Source material START
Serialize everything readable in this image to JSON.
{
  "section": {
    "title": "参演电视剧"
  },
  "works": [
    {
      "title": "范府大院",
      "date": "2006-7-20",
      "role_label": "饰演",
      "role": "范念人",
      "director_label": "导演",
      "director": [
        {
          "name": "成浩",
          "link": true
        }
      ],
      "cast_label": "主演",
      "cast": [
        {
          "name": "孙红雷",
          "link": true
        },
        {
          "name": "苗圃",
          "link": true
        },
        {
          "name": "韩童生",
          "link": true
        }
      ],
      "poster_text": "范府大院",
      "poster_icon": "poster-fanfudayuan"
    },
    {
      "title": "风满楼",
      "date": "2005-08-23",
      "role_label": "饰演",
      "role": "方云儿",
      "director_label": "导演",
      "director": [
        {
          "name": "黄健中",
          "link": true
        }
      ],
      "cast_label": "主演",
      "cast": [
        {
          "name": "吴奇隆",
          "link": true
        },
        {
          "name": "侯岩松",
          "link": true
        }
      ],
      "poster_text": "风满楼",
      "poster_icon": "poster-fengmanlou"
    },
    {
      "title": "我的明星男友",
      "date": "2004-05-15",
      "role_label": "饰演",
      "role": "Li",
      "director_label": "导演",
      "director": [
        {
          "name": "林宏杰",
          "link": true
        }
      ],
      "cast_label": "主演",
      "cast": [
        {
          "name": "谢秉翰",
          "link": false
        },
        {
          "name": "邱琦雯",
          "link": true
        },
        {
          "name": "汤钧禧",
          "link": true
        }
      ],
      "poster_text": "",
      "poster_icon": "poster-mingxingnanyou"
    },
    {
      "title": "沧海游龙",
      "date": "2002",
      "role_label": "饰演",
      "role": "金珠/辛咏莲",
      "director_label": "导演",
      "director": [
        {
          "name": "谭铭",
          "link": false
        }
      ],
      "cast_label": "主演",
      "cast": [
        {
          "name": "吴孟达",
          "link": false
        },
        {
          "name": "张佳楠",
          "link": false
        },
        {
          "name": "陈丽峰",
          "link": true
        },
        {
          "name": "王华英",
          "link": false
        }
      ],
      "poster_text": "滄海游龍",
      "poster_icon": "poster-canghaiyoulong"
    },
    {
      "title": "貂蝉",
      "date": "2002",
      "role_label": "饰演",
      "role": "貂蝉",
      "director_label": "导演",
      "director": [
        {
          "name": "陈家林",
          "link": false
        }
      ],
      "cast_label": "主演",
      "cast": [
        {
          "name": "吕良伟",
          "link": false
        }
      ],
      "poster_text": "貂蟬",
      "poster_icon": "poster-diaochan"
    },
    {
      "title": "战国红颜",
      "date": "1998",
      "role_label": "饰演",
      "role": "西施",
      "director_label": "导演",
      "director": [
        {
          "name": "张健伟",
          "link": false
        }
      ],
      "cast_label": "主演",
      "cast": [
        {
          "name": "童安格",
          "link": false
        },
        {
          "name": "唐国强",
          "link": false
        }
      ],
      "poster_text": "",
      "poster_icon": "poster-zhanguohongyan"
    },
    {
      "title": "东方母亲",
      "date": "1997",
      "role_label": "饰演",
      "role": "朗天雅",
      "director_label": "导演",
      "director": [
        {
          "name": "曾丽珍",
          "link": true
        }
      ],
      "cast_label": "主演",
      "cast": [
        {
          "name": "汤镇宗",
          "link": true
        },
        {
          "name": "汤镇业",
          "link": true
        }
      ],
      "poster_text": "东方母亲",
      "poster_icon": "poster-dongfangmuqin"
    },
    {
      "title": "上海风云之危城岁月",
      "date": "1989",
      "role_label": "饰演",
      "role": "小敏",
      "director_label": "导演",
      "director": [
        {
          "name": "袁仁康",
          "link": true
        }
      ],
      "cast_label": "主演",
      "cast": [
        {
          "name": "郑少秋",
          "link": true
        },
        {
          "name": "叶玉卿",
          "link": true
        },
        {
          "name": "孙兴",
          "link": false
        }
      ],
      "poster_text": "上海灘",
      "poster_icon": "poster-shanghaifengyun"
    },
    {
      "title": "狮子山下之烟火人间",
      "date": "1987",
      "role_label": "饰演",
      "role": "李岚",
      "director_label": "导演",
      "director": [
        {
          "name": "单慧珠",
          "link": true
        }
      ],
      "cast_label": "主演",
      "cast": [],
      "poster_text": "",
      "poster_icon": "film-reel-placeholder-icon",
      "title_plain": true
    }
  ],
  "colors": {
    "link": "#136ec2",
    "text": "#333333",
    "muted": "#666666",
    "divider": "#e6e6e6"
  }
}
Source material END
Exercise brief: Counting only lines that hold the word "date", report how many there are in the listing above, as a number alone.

Response: 9